WHAT THE TASK REQUIRES »
Every line that contains the word "title" is to be copied from the listing.

SOURCE DATA »

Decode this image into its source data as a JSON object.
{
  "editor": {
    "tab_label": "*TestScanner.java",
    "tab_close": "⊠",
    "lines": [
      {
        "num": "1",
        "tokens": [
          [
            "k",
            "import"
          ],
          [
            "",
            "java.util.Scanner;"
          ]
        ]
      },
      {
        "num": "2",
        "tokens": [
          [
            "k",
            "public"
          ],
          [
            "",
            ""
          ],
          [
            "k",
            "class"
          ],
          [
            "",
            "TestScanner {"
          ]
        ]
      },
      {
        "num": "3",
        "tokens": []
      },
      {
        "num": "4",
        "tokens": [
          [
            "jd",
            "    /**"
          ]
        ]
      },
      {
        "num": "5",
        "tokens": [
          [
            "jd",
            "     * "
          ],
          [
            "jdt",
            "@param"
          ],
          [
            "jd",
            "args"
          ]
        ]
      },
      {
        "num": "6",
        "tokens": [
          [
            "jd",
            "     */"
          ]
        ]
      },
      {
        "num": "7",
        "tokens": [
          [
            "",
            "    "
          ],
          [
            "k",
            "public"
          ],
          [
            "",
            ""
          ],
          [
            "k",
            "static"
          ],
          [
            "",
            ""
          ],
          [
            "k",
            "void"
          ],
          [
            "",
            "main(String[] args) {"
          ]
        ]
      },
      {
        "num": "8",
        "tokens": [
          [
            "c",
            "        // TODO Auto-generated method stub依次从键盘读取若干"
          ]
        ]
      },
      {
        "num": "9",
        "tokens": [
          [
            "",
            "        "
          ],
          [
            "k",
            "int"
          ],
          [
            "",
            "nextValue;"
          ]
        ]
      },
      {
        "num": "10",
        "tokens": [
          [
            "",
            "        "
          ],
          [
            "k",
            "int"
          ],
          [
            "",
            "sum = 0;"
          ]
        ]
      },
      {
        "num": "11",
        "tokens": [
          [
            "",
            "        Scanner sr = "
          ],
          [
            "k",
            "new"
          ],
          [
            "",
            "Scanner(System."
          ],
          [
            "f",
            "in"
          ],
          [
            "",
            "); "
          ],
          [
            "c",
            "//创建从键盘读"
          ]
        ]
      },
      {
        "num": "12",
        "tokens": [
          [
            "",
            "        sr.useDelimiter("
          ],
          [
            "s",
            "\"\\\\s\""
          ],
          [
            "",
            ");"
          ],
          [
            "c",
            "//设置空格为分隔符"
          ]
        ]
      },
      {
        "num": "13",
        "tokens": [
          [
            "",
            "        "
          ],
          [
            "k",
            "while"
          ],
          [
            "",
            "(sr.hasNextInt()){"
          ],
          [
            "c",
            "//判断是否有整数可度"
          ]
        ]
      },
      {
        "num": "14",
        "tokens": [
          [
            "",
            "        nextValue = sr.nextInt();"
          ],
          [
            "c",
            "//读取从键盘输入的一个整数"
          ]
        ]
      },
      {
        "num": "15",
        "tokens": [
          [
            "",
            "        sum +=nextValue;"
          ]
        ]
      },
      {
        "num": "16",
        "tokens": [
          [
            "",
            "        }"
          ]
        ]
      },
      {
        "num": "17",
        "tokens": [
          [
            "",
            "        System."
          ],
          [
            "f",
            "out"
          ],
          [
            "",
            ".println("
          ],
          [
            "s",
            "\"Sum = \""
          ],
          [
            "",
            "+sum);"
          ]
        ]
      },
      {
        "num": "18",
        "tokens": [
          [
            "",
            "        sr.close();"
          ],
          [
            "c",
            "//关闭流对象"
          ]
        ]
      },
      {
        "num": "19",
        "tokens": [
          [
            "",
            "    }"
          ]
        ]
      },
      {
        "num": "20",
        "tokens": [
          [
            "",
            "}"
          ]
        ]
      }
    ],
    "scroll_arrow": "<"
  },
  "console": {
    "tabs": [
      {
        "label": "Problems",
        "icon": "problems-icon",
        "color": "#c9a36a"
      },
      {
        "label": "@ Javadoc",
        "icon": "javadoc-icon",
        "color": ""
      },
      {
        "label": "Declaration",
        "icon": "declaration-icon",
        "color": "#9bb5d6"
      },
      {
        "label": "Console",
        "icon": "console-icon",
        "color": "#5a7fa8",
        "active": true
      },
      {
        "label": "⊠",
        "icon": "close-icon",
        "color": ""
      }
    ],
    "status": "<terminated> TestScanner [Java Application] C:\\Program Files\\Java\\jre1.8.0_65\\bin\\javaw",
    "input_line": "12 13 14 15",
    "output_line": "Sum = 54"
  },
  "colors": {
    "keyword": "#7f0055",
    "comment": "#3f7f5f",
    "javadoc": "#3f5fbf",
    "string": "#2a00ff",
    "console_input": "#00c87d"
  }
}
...
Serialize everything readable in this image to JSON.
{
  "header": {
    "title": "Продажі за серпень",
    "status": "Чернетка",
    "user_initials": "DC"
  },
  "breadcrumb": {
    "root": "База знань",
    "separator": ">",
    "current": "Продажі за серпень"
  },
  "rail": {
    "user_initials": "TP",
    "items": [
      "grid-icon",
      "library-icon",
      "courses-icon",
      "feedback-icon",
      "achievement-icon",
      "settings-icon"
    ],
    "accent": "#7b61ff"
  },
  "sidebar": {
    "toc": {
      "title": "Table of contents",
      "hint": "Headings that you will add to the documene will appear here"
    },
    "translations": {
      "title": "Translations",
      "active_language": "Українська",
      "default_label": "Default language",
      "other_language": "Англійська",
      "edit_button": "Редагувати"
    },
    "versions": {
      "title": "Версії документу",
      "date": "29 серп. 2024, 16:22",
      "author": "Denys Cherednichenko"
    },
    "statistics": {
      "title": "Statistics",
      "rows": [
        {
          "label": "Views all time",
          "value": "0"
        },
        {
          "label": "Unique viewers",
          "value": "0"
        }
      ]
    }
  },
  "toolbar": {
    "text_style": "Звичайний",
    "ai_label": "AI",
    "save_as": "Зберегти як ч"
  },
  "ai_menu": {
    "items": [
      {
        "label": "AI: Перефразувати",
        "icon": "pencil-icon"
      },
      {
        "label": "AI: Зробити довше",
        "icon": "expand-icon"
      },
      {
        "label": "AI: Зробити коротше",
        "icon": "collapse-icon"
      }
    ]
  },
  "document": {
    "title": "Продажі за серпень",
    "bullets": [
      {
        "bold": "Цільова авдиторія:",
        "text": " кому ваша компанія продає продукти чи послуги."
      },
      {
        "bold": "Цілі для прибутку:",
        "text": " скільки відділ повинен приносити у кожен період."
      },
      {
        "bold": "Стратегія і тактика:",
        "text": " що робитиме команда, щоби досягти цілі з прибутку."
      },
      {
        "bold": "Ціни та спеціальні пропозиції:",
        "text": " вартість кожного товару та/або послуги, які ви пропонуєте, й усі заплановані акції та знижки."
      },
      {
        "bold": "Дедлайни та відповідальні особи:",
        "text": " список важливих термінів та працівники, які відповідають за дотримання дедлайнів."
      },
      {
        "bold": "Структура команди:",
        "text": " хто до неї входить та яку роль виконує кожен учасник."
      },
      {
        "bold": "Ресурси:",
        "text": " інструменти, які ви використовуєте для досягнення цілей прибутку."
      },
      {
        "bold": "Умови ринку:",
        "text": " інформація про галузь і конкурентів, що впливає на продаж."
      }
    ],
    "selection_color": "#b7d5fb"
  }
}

RESPONSE AREA »
    "title": "Продажі за серпень",
      "title": "Table of contents",
      "title": "Translations",
      "title": "Версії документу",
      "title": "Statistics",
    "title": "Продажі за серпень",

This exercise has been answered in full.